For every record here, output an exact copy.
---*---
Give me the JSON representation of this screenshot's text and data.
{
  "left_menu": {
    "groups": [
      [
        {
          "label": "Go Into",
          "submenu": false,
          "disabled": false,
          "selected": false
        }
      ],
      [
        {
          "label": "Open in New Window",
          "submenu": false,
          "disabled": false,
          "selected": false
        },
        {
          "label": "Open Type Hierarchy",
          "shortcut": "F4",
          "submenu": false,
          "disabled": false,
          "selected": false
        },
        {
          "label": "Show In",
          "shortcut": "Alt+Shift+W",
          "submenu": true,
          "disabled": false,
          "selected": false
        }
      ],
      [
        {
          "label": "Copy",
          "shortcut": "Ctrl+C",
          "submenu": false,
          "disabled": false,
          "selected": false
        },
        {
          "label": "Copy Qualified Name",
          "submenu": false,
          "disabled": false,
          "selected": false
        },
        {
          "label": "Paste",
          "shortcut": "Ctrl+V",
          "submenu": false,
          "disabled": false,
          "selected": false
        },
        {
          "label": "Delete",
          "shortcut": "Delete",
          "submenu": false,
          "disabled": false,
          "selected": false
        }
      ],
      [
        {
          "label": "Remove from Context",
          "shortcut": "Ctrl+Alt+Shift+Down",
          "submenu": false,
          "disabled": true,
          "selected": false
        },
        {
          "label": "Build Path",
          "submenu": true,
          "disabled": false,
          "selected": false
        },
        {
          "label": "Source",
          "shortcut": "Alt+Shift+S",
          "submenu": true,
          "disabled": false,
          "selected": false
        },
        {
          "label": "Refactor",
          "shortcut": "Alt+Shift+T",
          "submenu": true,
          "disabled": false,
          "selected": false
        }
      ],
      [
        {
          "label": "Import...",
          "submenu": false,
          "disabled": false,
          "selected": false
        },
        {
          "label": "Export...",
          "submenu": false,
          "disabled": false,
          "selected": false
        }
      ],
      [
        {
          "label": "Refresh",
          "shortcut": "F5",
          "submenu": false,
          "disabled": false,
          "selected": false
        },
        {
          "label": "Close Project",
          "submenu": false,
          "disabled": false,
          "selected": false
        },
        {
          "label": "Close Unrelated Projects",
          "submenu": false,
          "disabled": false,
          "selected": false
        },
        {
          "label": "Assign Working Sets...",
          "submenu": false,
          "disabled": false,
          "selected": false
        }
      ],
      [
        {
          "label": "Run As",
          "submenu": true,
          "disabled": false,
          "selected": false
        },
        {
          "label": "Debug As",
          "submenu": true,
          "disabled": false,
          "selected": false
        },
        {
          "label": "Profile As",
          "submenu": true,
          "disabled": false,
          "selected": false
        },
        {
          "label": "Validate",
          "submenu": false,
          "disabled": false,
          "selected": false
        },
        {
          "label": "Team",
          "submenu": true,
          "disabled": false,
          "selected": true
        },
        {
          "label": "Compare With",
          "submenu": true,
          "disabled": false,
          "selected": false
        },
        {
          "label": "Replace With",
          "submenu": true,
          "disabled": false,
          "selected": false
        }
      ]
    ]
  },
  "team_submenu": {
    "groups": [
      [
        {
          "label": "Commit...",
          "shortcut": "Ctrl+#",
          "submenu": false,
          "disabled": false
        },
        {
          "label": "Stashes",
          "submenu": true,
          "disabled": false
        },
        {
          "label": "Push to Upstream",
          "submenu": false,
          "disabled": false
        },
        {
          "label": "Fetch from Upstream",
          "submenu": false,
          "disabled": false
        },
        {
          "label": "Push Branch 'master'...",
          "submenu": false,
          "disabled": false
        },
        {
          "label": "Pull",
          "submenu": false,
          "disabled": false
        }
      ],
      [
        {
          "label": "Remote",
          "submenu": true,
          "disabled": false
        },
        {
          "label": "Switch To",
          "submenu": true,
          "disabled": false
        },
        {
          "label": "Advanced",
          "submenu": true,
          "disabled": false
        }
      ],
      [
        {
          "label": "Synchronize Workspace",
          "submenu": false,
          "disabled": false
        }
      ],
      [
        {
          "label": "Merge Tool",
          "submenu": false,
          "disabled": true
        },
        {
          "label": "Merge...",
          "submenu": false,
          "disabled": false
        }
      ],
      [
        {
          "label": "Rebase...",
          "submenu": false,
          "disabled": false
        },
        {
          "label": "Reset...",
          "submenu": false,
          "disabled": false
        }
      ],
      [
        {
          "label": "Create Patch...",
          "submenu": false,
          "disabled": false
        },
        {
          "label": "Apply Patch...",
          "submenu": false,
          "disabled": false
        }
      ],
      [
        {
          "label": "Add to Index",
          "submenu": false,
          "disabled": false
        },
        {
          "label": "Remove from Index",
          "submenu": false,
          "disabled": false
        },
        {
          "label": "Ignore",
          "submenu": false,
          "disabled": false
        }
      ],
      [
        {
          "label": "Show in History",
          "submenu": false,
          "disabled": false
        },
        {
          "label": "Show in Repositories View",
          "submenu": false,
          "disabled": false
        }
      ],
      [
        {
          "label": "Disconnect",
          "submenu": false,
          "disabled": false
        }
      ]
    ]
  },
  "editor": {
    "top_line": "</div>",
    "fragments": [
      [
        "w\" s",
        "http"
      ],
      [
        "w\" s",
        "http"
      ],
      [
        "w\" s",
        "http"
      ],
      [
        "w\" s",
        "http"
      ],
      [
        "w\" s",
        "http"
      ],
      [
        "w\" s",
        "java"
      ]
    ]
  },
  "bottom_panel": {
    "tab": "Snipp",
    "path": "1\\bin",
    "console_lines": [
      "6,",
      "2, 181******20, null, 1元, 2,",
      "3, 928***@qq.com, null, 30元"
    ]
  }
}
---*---
● **SOLUTION FOR THIS EXERCISE**
Give me the JSON representation of this screenshot's text and data.
{
  "left_menu": {
    "groups": [
      [
        {
          "label": "Go Into",
          "submenu": false,
          "disabled": false,
          "selected": false
        }
      ],
      [
        {
          "label": "Open in New Window",
          "submenu": false,
          "disabled": false,
          "selected": false
        },
        {
          "label": "Open Type Hierarchy",
          "shortcut": "F4",
          "submenu": false,
          "disabled": false,
          "selected": false
        },
        {
          "label": "Show In",
          "shortcut": "Alt+Shift+W",
          "submenu": true,
          "disabled": false,
          "selected": false
        }
      ],
      [
        {
          "label": "Copy",
          "shortcut": "Ctrl+C",
          "submenu": false,
          "disabled": false,
          "selected": false
        },
        {
          "label": "Copy Qualified Name",
          "submenu": false,
          "disabled": false,
          "selected": false
        },
        {
          "label": "Paste",
          "shortcut": "Ctrl+V",
          "submenu": false,
          "disabled": false,
          "selected": false
        },
        {
          "label": "Delete",
          "shortcut": "Delete",
          "submenu": false,
          "disabled": false,
          "selected": false
        }
      ],
      [
        {
          "label": "Remove from Context",
          "shortcut": "Ctrl+Alt+Shift+Down",
          "submenu": false,
          "disabled": true,
          "selected": false
        },
        {
          "label": "Build Path",
          "submenu": true,
          "disabled": false,
          "selected": false
        },
        {
          "label": "Source",
          "shortcut": "Alt+Shift+S",
          "submenu": true,
          "disabled": false,
          "selected": false
        },
        {
          "label": "Refactor",
          "shortcut": "Alt+Shift+T",
          "submenu": true,
          "disabled": false,
          "selected": false
        }
      ],
      [
        {
          "label": "Import...",
          "submenu": false,
          "disabled": false,
          "selected": false
        },
        {
          "label": "Export...",
          "submenu": false,
          "disabled": false,
          "selected": false
        }
      ],
      [
        {
          "label": "Refresh",
          "shortcut": "F5",
          "submenu": false,
          "disabled": false,
          "selected": false
        },
        {
          "label": "Close Project",
          "submenu": false,
          "disabled": false,
          "selected": false
        },
        {
          "label": "Close Unrelated Projects",
          "submenu": false,
          "disabled": false,
          "selected": false
        },
        {
          "label": "Assign Working Sets...",
          "submenu": false,
          "disabled": false,
          "selected": false
        }
      ],
      [
        {
          "label": "Run As",
          "submenu": true,
          "disabled": false,
          "selected": false
        },
        {
          "label": "Debug As",
          "submenu": true,
          "disabled": false,
          "selected": false
        },
        {
          "label": "Profile As",
          "submenu": true,
          "disabled": false,
          "selected": false
        },
        {
          "label": "Validate",
          "submenu": false,
          "disabled": false,
          "selected": false
        },
        {
          "label": "Team",
          "submenu": true,
          "disabled": false,
          "selected": true
        },
        {
          "label": "Compare With",
          "submenu": true,
          "disabled": false,
          "selected": false
        },
        {
          "label": "Replace With",
          "submenu": true,
          "disabled": false,
          "selected": false
        }
      ]
    ]
  },
  "team_submenu": {
    "groups": [
      [
        {
          "label": "Commit...",
          "shortcut": "Ctrl+#",
          "submenu": false,
          "disabled": false
        },
        {
          "label": "Stashes",
          "submenu": true,
          "disabled": false
        },
        {
          "label": "Push to Upstream",
          "submenu": false,
          "disabled": false
        },
        {
          "label": "Fetch from Upstream",
          "submenu": false,
          "disabled": false
        },
        {
          "label": "Push Branch 'master'...",
          "submenu": false,
          "disabled": false
        },
        {
          "label": "Pull",
          "submenu": false,
          "disabled": false
        }
      ],
      [
        {
          "label": "Remote",
          "submenu": true,
          "disabled": false
        },
        {
          "label": "Switch To",
          "submenu": true,
          "disabled": false
        },
        {
          "label": "Advanced",
          "submenu": true,
          "disabled": false
        }
      ],
      [
        {
          "label": "Synchronize Workspace",
          "submenu": false,
          "disabled": false
        }
      ],
      [
        {
          "label": "Merge Tool",
          "submenu": false,
          "disabled": true
        },
        {
          "label": "Merge...",
          "submenu": false,
          "disabled": false
        }
      ],
      [
        {
          "label": "Rebase...",
          "submenu": false,
          "disabled": false
        },
        {
          "label": "Reset...",
          "submenu": false,
          "disabled": false
        }
      ],
      [
        {
          "label": "Create Patch...",
          "submenu": false,
          "disabled": false
        },
        {
          "label": "Apply Patch...",
          "submenu": false,
          "disabled": false
        }
      ],
      [
        {
          "label": "Add to Index",
          "submenu": false,
          "disabled": false
        },
        {
          "label": "Remove from Index",
          "submenu": false,
          "disabled": false
        },
        {
          "label": "Ignore",
          "submenu": false,
          "disabled": false
        }
      ],
      [
        {
          "label": "Show in History",
          "submenu": false,
          "disabled": false
        },
        {
          "label": "Show in Repositories View",
          "submenu": false,
          "disabled": false
        }
      ],
      [
        {
          "label": "Disconnect",
          "submenu": false,
          "disabled": false
        }
      ]
    ]
  },
  "editor": {
    "top_line": "</div>",
    "fragments": [
      [
        "w\" s",
        "http"
      ],
      [
        "w\" s",
        "http"
      ],
      [
        "w\" s",
        "http"
      ],
      [
        "w\" s",
        "http"
      ],
      [
        "w\" s",
        "http"
      ],
      [
        "w\" s",
        "java"
      ]
    ]
  },
  "bottom_panel": {
    "tab": "Snipp",
    "path": "1\\bin",
    "console_lines": [
      "6,",
      "2, 181******20, null, 1元, 2,",
      "3, 928***@qq.com, null, 30元"
    ]
  }
}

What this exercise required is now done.